Raphael Essay Research Paper Raphael Raphael was

Raphael Essay, Research Paper Raphael Raphael was an Italian Renaissance painter who is considered one of the greatest and most popular artists of all time. He was born Raffaello Santi or Raffaello Sanzio in

Raphael Essay, Research Paper


Raphael was an Italian Renaissance painter who is considered one of the greatest

and most popular artists of all time. He was born Raffaello Santi or Raffaello Sanzio in

Urbino on April 6, 1483. He received his early training in art from his father, the painter,

Giovanni Santi. According to many art historians, he also studied with Timoteo Viti at

Urbino, executing under his influence a number of works of miniaturelike delicacy and

poetic atmosphere, including Apollo and Marsyas and The Knight’s Dream. In 1499 he

went to Perugia, in Umbria, and became a student and assistant of the painter Perugino.

Raphael imitated his master closely; their paintings of this period are executed in styles so

similar that art historians have found it difficult to determine which were painted by

Raphael. Among Raphael’s independent works executed at Perugia are two large-scale

paintings, the celebrated Sposalizio, or Marriage of the Virgin, and The Crucified Christ

with the Virgin Mary, Saints and Angels.

In 1504 Raphael moved to Florence, where he studied the work of such

established painters of the time as Leonardo da Vinci, Michelangelo, and Fra

Bartolommeo. At this time he made a transition from the typical style of the Umbrian

school, with its emphasis on perspective and rigidly geometrical composition, to a more

animated, informal manner of painting. His development during his Florentine period can

best be traced in his numerous Madonnas. The earliest example, still Umbrian in

inspiration, is the Madonna del Granduca. Later examples, showing the influence of

Leonardo in serenity of expression and composition, include the well-known La Belle

Jardini?re and the Madonna of the Goldfinch. The last of his Madonnas executed at

Florence, the Madonna del Baldacchino, a monumental altarpiece, is similar in style to the
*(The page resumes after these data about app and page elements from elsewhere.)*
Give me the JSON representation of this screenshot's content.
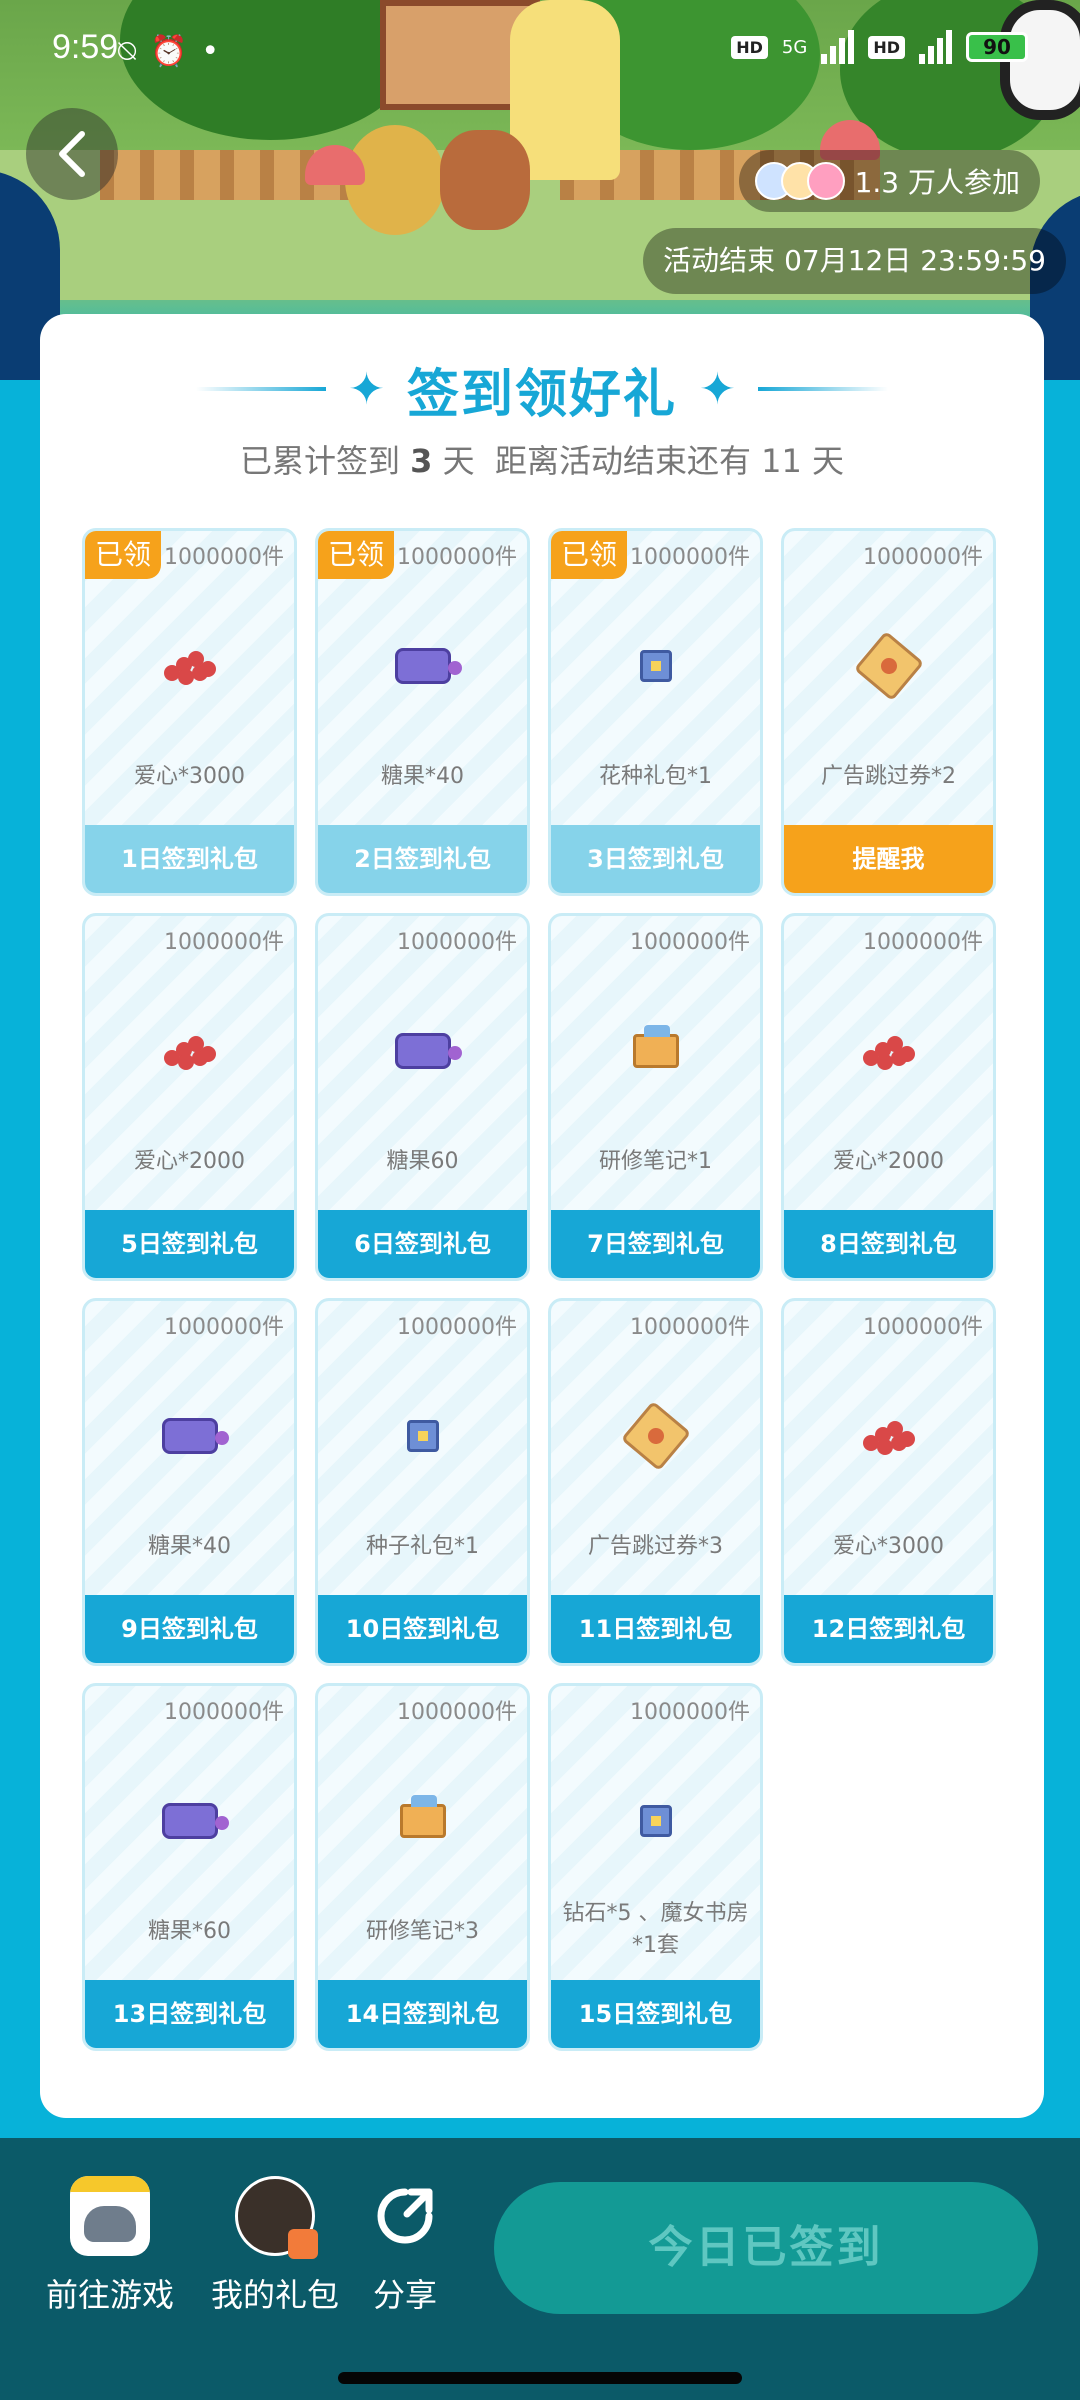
{
  "status_bar": {
    "time": "9:59",
    "battery": "90",
    "network": "5G"
  },
  "header": {
    "participants": "1.3 万人参加",
    "end_time": "活动结束 07月12日 23:59:59"
  },
  "card": {
    "title": "签到领好礼",
    "progress_prefix": "已累计签到",
    "signed_days": "3",
    "progress_mid": "天  距离活动结束还有",
    "remaining_days": "11",
    "progress_suffix": "天"
  },
  "gifts": [
    {
      "stock": "1000000件",
      "name": "爱心*3000",
      "button": "1日签到礼包",
      "claimed": "已领",
      "icon": "heart-icon"
    },
    {
      "stock": "1000000件",
      "name": "糖果*40",
      "button": "2日签到礼包",
      "claimed": "已领",
      "icon": "candy-icon"
    },
    {
      "stock": "1000000件",
      "name": "花种礼包*1",
      "button": "3日签到礼包",
      "claimed": "已领",
      "icon": "chest-icon"
    },
    {
      "stock": "1000000件",
      "name": "广告跳过券*2",
      "button": "提醒我",
      "claimed": "",
      "icon": "ticket-icon"
    },
    {
      "stock": "1000000件",
      "name": "爱心*2000",
      "button": "5日签到礼包",
      "claimed": "",
      "icon": "heart-icon"
    },
    {
      "stock": "1000000件",
      "name": "糖果60",
      "button": "6日签到礼包",
      "claimed": "",
      "icon": "candy-icon"
    },
    {
      "stock": "1000000件",
      "name": "研修笔记*1",
      "button": "7日签到礼包",
      "claimed": "",
      "icon": "book-icon"
    },
    {
      "stock": "1000000件",
      "name": "爱心*2000",
      "button": "8日签到礼包",
      "claimed": "",
      "icon": "heart-icon"
    },
    {
      "stock": "1000000件",
      "name": "糖果*40",
      "button": "9日签到礼包",
      "claimed": "",
      "icon": "candy-icon"
    },
    {
      "stock": "1000000件",
      "name": "种子礼包*1",
      "button": "10日签到礼包",
      "claimed": "",
      "icon": "chest-icon"
    },
    {
      "stock": "1000000件",
      "name": "广告跳过券*3",
      "button": "11日签到礼包",
      "claimed": "",
      "icon": "ticket-icon"
    },
    {
      "stock": "1000000件",
      "name": "爱心*3000",
      "button": "12日签到礼包",
      "claimed": "",
      "icon": "heart-icon"
    },
    {
      "stock": "1000000件",
      "name": "糖果*60",
      "button": "13日签到礼包",
      "claimed": "",
      "icon": "candy-icon"
    },
    {
      "stock": "1000000件",
      "name": "研修笔记*3",
      "button": "14日签到礼包",
      "claimed": "",
      "icon": "book-icon"
    },
    {
      "stock": "1000000件",
      "name": "钻石*5 、魔女书房*1套",
      "button": "15日签到礼包",
      "claimed": "",
      "icon": "chest-icon"
    }
  ],
  "bottom_bar": {
    "game_label": "前往游戏",
    "gift_label": "我的礼包",
    "share_label": "分享",
    "signed_button": "今日已签到"
  },
  "colors": {
    "accent": "#17a7d6",
    "claimed": "#f6a21b",
    "bottom_bar": "#0b5a68",
    "signed_button": "#139a95"
  }
}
work of Fra Bartolommeo. Raphael’s most important commissions during his stay in

Florence came from Umbria. His most original composition of this period is the

Entombment of Christ, an altarpiece that nevertheless shows the strong influence of

Michelangelo in the postures and anatomical development of the figures.

In 1508 Raphael was called to Rome by Pope Julius II and commissioned to

execute frescoes in four small stanze, or rooms, of the Vatican Palace. The walls of the

first room, the Stanza della Segnatura, are decorated with scenes elaborating ideas

suggested by personifications of Theology, Philosophy, Poetry, and Justice, which appear

on the ceiling. On the wall under Theology is the Disput?, representing a group discussing

the mystery of the Trinity. The famous School of Athens, on the wall beneath Philosophy,

portrays an open architectural space in which Plato, Aristotle, and other ancient

philosophers are engaged in discourse. On the wall under Poetry is the celebrated

Parnassus, in which the Greek god Apollo appears surrounded by the Muses and the great

poets. The second Vatican chamber, the Stanza d’Eliodoro, painted with the aid of

Raphael’s assistants, contains scenes representing the triumph of the Roman Catholic

church over its enemies.

After the death of Pope Julius II in 1513, and the accession of Leo X, Raphael’s

influence and responsibilities increased. He was made chief architect of Saint Peter’s

Basilica in 1514, and a year later was appointed director of all the excavations of

antiquities in and near Rome. Because of his many activities, only part of the third room of

the Vatican Palace, the Stanza del Incendio, was painted by him, and he merely provided

the designs for the fourth chamber, the Sala Constantina. During this period he also

designed ten tapestries illustrating the acts of Christ’s apostles for the Sistine Chapel; the

cartoons, or drawings, for these are now in the Victoria and Albert Museum, London.

Raphael also devised the architecture and decorations of the Chigi Chapel in the Church of

Santa Maria del Popolo and the decorations of the Villa Farnesina, which include the

Triumph of Galatea.

In addition to these major undertakings, he executed a number of easel paintings,

including a Portrait of Julius II, a series of Madonnas, and the world-famous Sistine

Madonna. Other religious paintings during this period include The Transfiguration,

completed posthumously by the most notable of Raphael’s many followers, Giulio

Romano. Raphael died in Rome on his 37th birthday, April 6, 1520.